Shortly after the tragic death of NBA legend Kobe Bryant, Gayle King sat down WNBA player Lisa Leslie to discuss her close relationship with Bryant. When a clip surfaced of King questioning Leslie about the fallen athlete's sexual assault case from 2003, many were furious, sparking a public and violent backlash against the veteran journalist.
Snoop Dogg was one of King's loudest critics, using his platform on social media to blast the journalist for even broaching the sensitive subject in the first place. Shortly after CBS shared the controversial clip (which King later claimed had been edited by the network), the rapper shared an angry rant on Instagram. Along with a litany of insults, the hip hop icon also issued a warning to King that many interpreted as a thinly-veiled threat: "Respect the family and back off, bitch — before we come get you."
Oprah Winfrey revealed that her best friend was not doing so well following the interview, saying that King had been receiving death threats because of her line of questioning. Days after his tirade went viral, Snoop posted another video clarifying his statements — he would never wish harm on a woman — and apologizing for calling her out of her name.
Queen of healing and good vibes Jada Pinkett Smith invited Snoop to join her and the other Black women in her family at the signature red table to talk through his viral rant on the season three premiere of the popular Facebook series. Pinkett Smith expressed her disappointment in the rapper upon seeing him take down King, prompting Snoop to share his state of mind at the time.
"The whole intent [of the message] was to protect [Vanessa] and those babies, because they're still grieving," Snoop explained. "Let's give them that respect."

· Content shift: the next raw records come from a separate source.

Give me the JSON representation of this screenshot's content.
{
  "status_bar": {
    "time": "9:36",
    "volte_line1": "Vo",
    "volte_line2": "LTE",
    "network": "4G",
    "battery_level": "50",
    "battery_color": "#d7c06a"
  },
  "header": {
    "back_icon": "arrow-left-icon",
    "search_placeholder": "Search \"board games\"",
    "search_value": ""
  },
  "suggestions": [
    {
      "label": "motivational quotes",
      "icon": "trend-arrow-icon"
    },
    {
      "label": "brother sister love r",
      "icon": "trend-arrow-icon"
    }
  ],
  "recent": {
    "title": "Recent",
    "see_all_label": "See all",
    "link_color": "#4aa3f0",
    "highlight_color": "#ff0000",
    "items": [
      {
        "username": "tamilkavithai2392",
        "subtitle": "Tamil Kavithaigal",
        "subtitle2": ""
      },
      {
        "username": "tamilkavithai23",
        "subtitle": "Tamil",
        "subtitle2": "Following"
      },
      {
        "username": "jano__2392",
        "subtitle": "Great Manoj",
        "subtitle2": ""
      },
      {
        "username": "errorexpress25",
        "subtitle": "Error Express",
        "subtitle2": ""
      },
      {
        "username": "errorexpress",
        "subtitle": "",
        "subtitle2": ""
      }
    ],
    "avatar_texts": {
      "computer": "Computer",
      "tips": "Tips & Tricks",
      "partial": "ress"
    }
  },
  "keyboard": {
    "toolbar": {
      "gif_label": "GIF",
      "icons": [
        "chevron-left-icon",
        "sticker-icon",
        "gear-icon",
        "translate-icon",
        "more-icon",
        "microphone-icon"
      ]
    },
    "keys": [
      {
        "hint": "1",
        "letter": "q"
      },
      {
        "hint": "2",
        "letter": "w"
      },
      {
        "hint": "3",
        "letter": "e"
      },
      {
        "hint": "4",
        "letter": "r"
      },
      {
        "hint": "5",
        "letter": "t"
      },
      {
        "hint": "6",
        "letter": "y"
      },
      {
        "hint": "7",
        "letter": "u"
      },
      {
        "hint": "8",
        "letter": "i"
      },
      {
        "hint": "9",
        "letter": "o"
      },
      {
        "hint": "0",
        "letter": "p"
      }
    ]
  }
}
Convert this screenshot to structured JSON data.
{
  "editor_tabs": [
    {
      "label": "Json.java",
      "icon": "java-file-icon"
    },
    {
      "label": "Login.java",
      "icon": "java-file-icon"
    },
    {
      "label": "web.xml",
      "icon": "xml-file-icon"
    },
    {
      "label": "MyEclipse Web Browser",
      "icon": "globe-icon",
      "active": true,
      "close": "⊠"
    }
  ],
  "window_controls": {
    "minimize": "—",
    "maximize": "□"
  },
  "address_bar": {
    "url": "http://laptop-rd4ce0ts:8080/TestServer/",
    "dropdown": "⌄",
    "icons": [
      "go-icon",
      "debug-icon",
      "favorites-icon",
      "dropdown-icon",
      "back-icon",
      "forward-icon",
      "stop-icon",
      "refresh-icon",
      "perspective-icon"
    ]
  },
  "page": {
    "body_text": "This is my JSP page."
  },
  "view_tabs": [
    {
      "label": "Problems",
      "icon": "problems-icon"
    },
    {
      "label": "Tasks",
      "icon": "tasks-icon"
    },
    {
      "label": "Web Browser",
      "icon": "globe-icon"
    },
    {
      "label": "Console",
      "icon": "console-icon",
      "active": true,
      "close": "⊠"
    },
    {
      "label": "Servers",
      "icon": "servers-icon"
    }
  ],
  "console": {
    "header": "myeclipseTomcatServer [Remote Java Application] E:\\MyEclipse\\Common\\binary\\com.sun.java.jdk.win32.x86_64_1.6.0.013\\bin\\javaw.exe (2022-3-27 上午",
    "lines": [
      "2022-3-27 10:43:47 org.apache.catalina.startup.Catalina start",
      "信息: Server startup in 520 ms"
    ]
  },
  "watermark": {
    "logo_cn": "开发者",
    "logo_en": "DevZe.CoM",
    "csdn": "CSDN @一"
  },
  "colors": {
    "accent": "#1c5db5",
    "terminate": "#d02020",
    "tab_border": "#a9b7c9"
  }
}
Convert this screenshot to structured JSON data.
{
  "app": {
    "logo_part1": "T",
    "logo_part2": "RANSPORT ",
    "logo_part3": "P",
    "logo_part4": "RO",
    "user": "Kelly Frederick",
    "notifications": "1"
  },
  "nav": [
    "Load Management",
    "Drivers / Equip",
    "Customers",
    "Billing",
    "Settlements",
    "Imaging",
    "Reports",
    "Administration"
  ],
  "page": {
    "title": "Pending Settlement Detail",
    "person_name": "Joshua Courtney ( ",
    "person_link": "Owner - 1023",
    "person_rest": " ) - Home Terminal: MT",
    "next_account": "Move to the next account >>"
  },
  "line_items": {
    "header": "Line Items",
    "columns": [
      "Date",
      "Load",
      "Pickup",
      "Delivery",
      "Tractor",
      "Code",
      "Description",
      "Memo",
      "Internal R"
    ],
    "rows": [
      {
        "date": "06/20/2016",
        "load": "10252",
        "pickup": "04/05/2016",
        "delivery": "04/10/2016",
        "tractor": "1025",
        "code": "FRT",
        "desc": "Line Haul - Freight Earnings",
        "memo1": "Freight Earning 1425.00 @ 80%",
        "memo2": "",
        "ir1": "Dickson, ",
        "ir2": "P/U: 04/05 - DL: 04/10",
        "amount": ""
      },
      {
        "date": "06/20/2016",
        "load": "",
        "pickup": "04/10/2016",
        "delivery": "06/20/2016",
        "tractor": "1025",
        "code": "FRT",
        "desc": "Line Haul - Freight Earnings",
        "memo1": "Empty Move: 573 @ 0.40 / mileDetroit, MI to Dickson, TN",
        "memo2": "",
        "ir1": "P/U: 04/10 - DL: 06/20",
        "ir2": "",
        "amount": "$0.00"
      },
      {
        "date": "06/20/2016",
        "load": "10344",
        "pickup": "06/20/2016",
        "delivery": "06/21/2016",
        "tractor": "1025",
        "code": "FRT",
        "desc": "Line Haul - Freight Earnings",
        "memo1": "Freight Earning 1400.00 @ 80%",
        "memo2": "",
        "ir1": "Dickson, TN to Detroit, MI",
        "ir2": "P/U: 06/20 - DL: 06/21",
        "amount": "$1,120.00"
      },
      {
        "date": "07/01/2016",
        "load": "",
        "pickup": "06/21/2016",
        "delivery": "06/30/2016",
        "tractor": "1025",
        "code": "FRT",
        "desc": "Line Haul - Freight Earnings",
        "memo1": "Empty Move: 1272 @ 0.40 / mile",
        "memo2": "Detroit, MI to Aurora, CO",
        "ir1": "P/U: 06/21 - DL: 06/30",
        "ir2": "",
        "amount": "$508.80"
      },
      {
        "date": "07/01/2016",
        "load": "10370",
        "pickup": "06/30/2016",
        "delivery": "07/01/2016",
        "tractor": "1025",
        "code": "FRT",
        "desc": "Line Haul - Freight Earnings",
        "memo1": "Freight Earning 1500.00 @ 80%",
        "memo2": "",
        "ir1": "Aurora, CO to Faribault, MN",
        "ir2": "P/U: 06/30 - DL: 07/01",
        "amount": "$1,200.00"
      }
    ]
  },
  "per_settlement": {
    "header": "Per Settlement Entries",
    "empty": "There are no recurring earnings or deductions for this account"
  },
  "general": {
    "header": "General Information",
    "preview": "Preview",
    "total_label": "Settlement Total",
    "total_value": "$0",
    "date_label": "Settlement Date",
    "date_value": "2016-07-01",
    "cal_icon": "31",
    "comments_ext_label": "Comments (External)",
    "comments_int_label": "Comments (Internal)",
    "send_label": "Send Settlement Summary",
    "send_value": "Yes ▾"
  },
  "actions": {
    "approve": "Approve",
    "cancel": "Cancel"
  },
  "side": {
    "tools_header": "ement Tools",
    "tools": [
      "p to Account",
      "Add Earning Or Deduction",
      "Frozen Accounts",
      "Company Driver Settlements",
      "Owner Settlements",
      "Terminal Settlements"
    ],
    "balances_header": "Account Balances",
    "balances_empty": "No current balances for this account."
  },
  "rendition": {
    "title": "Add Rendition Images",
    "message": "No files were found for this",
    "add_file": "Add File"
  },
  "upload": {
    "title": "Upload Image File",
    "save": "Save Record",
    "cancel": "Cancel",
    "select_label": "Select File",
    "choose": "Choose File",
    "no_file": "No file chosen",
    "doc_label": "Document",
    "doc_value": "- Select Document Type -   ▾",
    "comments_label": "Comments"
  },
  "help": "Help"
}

"It wasn't what you said — it's how you said it," said Pinkett Smith's mother Adrienne Banfield-Jones. Snoop conceded, saying that he only realized how inappropriate his approach had been after he saw the backlash spread like wildfire across the internet.
"It made me feel like I had too much power," continued Snoop. "And at that time, I felt like I was abusing it...and I had to get it right."
As it turned out, a conversation with his mother showed the rapper that he was out of line; she told Snoop that while she understood his feelings, the 48-year-old had been raised to respect women. The motherly dressing-down (combined with discussions with other powerful Black men like Tyler Perry and Diddy) brought Snoop back to earth, which led him to walk back his comments about King. He also reached out to the journalist's close friends and even sent her a direct message on social media asking to meet up privately to talk things out.
The season three premiere of Red Table Talk also included special appearances from Black women with a special message for Snoop. Life coach and television personality Iyanla Vanzant praised the rapper for being humble enough to right his wrongs, and sports broadcaster Jemele Hill spoke on the importance of the Black community correcting each other in love.
"Black men in this country have been made to feel like a target, and the weight of the pain and hurt that they've absorbed from the world comes back in [Black women's] direction," said Hill. "I think that you apologizing was a really big thing...and you were able to help us push this conversation along in a positive direction."
Snoop acknowledged that he had played a big part in the rampant culture of misogynoir that allowed for the disrespect of Black women, but he's now actively working on changing that culture: "Once you become a grown man, you realize that your words have power."